In a rush to expand gambling (aka “gaming”) in recent years, lawmakers in states like Pennsylvania have largely ignored serious social costs to individuals and communities, facts supported by evidence from the health and social sciences.
Facts & Sources:
Casinos depend on problem gamblers for their revenue base.
- People who live close to casinos or slot machine venues are twice as likely to become addicted problem gamblers as people who live more than 10 miles away. View source
- Nationally, 75% of casino customers who gamble casually provide only 4% of revenues – while – 40% to 60% of casino revenues come from problem gamblers. View source
- Problem gambling affects families and communities and it can lead to – financial hardships, debt burdens, loan defaults, fraud, excessive payday borrowing, and bankruptcy. View source
Casinos typically weaken nearby businesses and property value.
- Casinos don’t encourage non-gambling businesses nearby because they become a one-stop destination. They are not like a movie theater or a sports stadium, offering a limited-time amusement. It is designed to be an all-absorbing environment that does not release its customers until they have exhausted their money.
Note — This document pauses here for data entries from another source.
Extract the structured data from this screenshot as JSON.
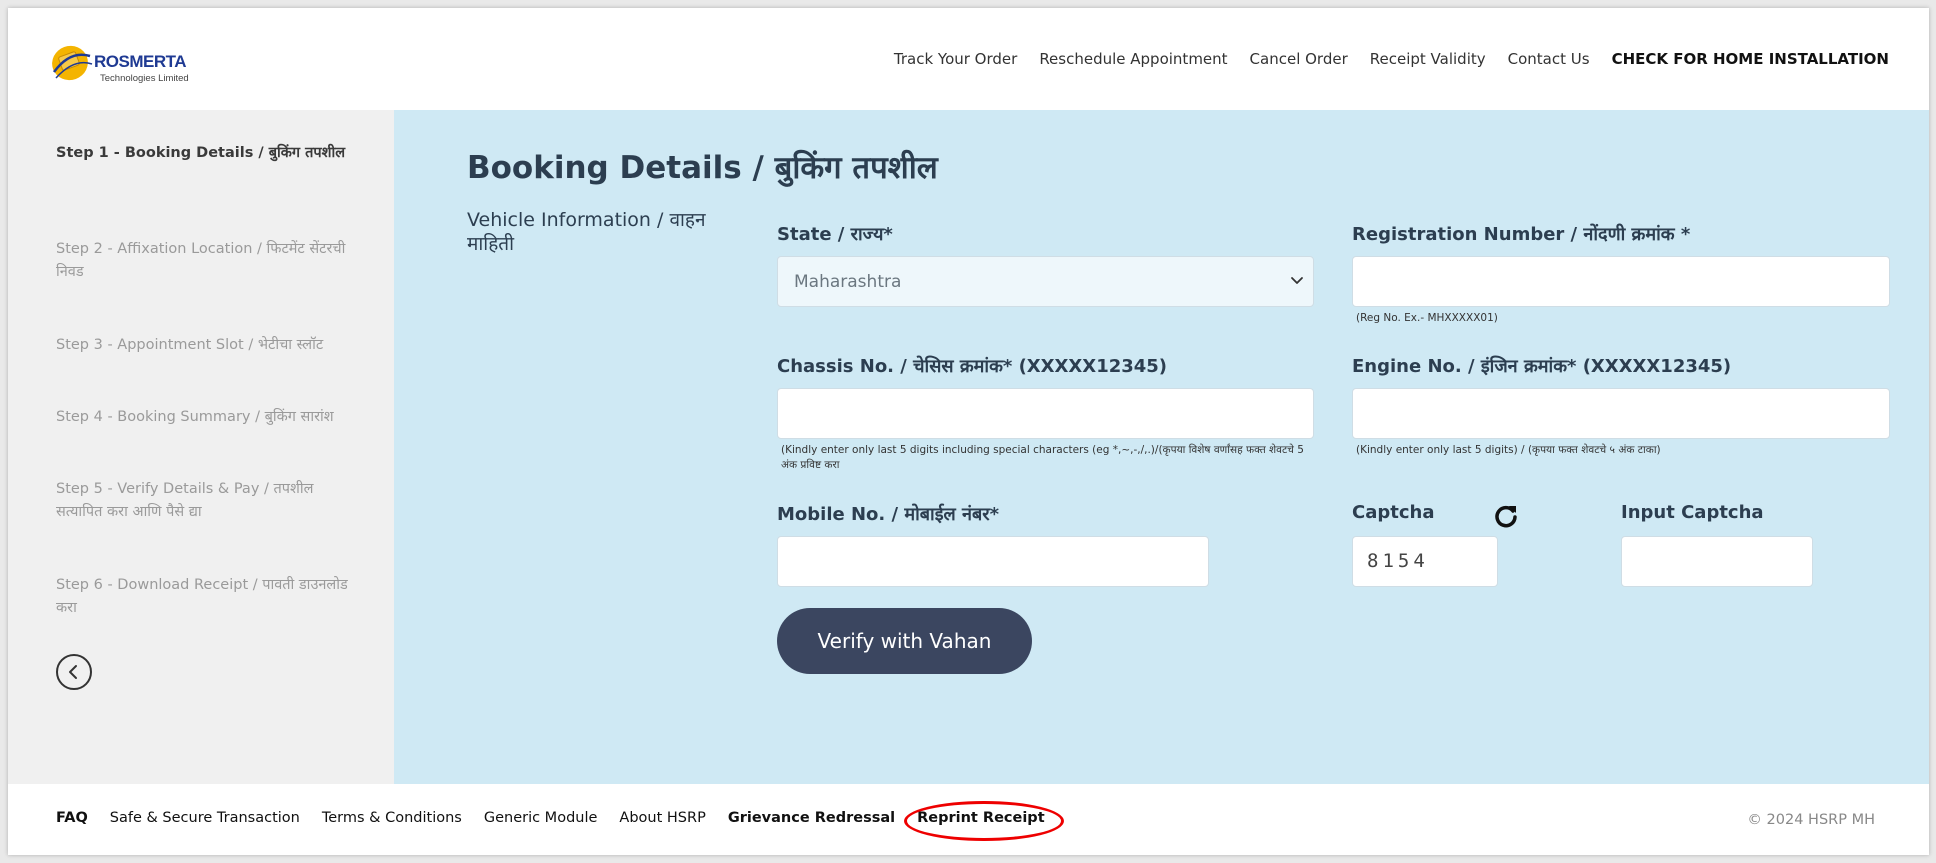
{
  "header": {
    "logo_brand": "ROSMERTA",
    "logo_subtitle": "Technologies Limited",
    "nav": [
      "Track Your Order",
      "Reschedule Appointment",
      "Cancel Order",
      "Receipt Validity",
      "Contact Us",
      "CHECK FOR HOME INSTALLATION"
    ]
  },
  "sidebar": {
    "steps": [
      "Step 1 - Booking Details / बुकिंग तपशील",
      "Step 2 - Affixation Location / फिटमेंट सेंटरची निवड",
      "Step 3 - Appointment Slot / भेटीचा स्लॉट",
      "Step 4 - Booking Summary / बुकिंग सारांश",
      "Step 5 - Verify Details & Pay / तपशील सत्यापित करा आणि पैसे द्या",
      "Step 6 - Download Receipt / पावती डाउनलोड करा"
    ],
    "active_step": 1,
    "back_icon": "chevron-left-circle-icon"
  },
  "main": {
    "title": "Booking Details / बुकिंग तपशील",
    "section_label": "Vehicle Information / वाहन माहिती",
    "state": {
      "label": "State / राज्य*",
      "value": "Maharashtra"
    },
    "registration": {
      "label": "Registration Number / नोंदणी क्रमांक *",
      "value": "",
      "hint": "(Reg No. Ex.- MHXXXXX01)"
    },
    "chassis": {
      "label": "Chassis No. / चेसिस क्रमांक* (XXXXX12345)",
      "value": "",
      "hint": "(Kindly enter only last 5 digits including special characters (eg *,~,-,/,.)/(कृपया विशेष वर्णांसह फक्त शेवटचे 5 अंक प्रविष्ट करा"
    },
    "engine": {
      "label": "Engine No. / इंजिन क्रमांक* (XXXXX12345)",
      "value": "",
      "hint": "(Kindly enter only last 5 digits) / (कृपया फक्त शेवटचे ५ अंक टाका)"
    },
    "mobile": {
      "label": "Mobile No. / मोबाईल नंबर*",
      "value": ""
    },
    "captcha": {
      "label": "Captcha",
      "value": "8154"
    },
    "input_captcha": {
      "label": "Input Captcha",
      "value": ""
    },
    "verify_button": "Verify with Vahan"
  },
  "footer": {
    "links": [
      "FAQ",
      "Safe & Secure Transaction",
      "Terms & Conditions",
      "Generic Module",
      "About HSRP",
      "Grievance Redressal",
      "Reprint Receipt"
    ],
    "copyright": "© 2024 HSRP MH"
  },
  "colors": {
    "main_bg": "#cfe9f4",
    "sidebar_bg": "#f0f0f0",
    "button_bg": "#3b4660",
    "highlight_circle": "#e00000"
  }
}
- Casinos typically hurt property values in host communities, according to economists for the National Association of Realtors. View source